Now we can move an input cell or a cell with a function anywhere. The result will always be correct.

An additional benefit of using UDFs is that they automatically update when the value in the input cell changes. When using macros, you must always ensure that all data is up to date.

Keeping this example in mind, I’d prefer using UDFs wherever possible and use macros only for other non-calculation activities.

Limitations and disadvantages of using UDF

I have already mentioned the advantages of UDF above. Long story short, it can perform calculations that are not possible with standard Excel functions. In addition, it can save and use long and complex formulas, turning them into a single function. And you won't have to write complicated formulas over and over again.

Now let's talk in more detail about the UDF’s shortcomings:

  • Creating UDFs requires the use of VBA. There is no way around it. This means that the user cannot record the UDF in the same way as an Excel macro. You have to create the UDF yourself. However, you can copy and paste portions of the previously recorded macro code into your function. You just need to be aware of the limitations of custom functions.
  • Another drawback of UDF is that like any other Excel function it can only return a single value or an array of values ​​into a cell.
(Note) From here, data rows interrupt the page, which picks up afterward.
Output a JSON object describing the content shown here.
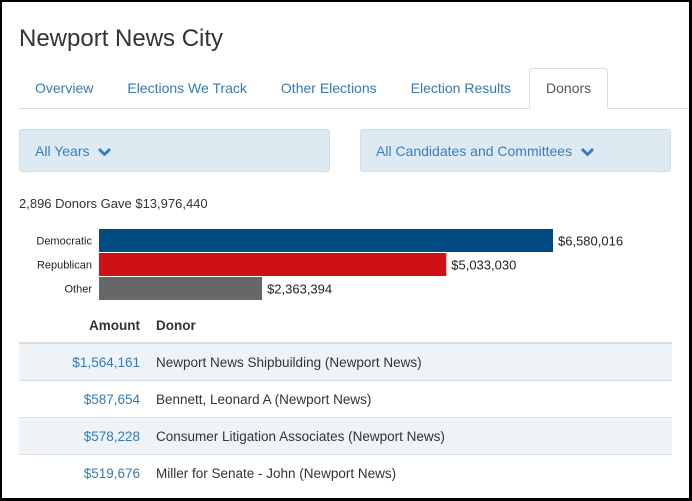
{
  "page": {
    "title": "Newport News City"
  },
  "tabs": [
    {
      "label": "Overview",
      "active": false
    },
    {
      "label": "Elections We Track",
      "active": false
    },
    {
      "label": "Other Elections",
      "active": false
    },
    {
      "label": "Election Results",
      "active": false
    },
    {
      "label": "Donors",
      "active": true
    }
  ],
  "filters": {
    "years": {
      "label": "All Years",
      "icon": "chevron-down-icon"
    },
    "candidates": {
      "label": "All Candidates and Committees",
      "icon": "chevron-down-icon"
    }
  },
  "summary": "2,896 Donors Gave $13,976,440",
  "colors": {
    "democratic": "#024a82",
    "republican": "#cd1114",
    "other": "#676767",
    "link": "#337ab7",
    "filter_bg": "#deeaf1"
  },
  "chart_data": {
    "type": "bar",
    "orientation": "horizontal",
    "categories": [
      "Democratic",
      "Republican",
      "Other"
    ],
    "values": [
      6580016,
      5033030,
      2363394
    ],
    "value_labels": [
      "$6,580,016",
      "$5,033,030",
      "$2,363,394"
    ],
    "colors": [
      "#024a82",
      "#cd1114",
      "#676767"
    ],
    "title": "",
    "xlabel": "",
    "ylabel": "",
    "grid": false
  },
  "table": {
    "headers": {
      "amount": "Amount",
      "donor": "Donor"
    },
    "rows": [
      {
        "amount": "$1,564,161",
        "donor": "Newport News Shipbuilding (Newport News)"
      },
      {
        "amount": "$587,654",
        "donor": "Bennett, Leonard A (Newport News)"
      },
      {
        "amount": "$578,228",
        "donor": "Consumer Litigation Associates (Newport News)"
      },
      {
        "amount": "$519,676",
        "donor": "Miller for Senate - John (Newport News)"
      }
    ]
  }
}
It simply performs calculations, nothing more.
  • If you want to share your workbook with your colleagues, be sure to save your UDFs in the same file. Otherwise, your custom functions won't work for them.
  • Custom functions created with the VBA editor are slower than regular functions. This is especially noticeable in large tables. Unfortunately, VBA is a very slow programming language so far. Therefore, if you have a lot of data, try to use standard functions whenever possible, or create UDFs using the LAMBDA function.

Custom Function Limitations:
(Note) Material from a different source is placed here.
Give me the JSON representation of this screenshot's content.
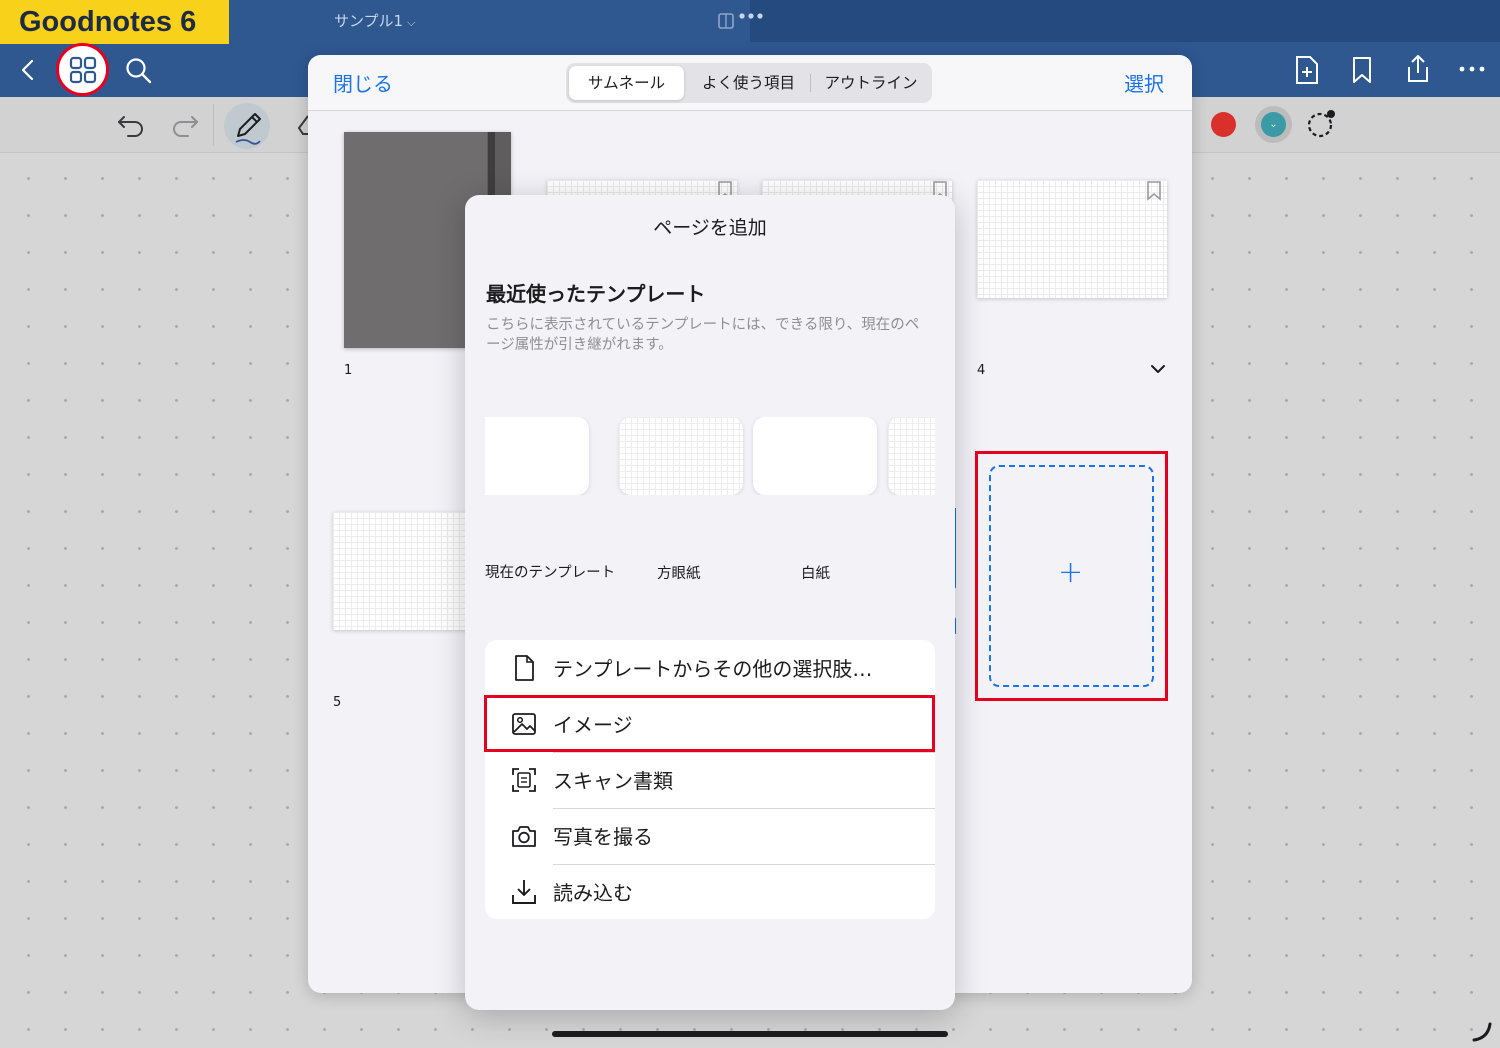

  • UDFs are designed to perform calculations and return a value. They cannot be used in place of macros.
  • They cannot change the contents of any other cells (only the active cell).
  • Function names must follow certain rules. For example, you cannot use a name that matches a native Excel function name or a cell address, such as AB123.
  • Your custom function cannot contain spaces in the name, but it can include the underscore character. However, the preferred method is to use capital letters at the beginning of each new word (for example, GetMaxBetween).
  • A UDF cannot copy and paste cells to other areas of the worksheet.
  • They cannot change the active worksheet.
  • UDFs can't change the formatting in the active cell. If you want to change the formatting of a cell when displaying different values, you should use conditional formatting.
  • They cannot open additional books.
  • They cannot be used to run macros using Application.OnTime.
  • A user-defined function cannot be created using the macro recorder.
  • Functions do not appear in the Developer > Macros dialog.
  • Your functions will appear in the dialog box (Insert > Function) and in the list of functions only if they are declared as Public (this is the default, unless otherwise noted).
  • Any functions declared as Private will not appear in the feature list.

A quite slow operation, as well as some restrictions in use, may make you think: "What is the use of these custom functions?"

They can come in handy, and do if we are mindful of the constraints imposed on them. If you learn how to properly create and use UDFs, you can write your library of functions. This will greatly expand your ability to work with data in Excel.

As for me, custom functions are great time-savers. And what about you? Have you already tried creating your own UDF? Did you like it better than the basic Excel functions? Let’s discuss it in the Comments :)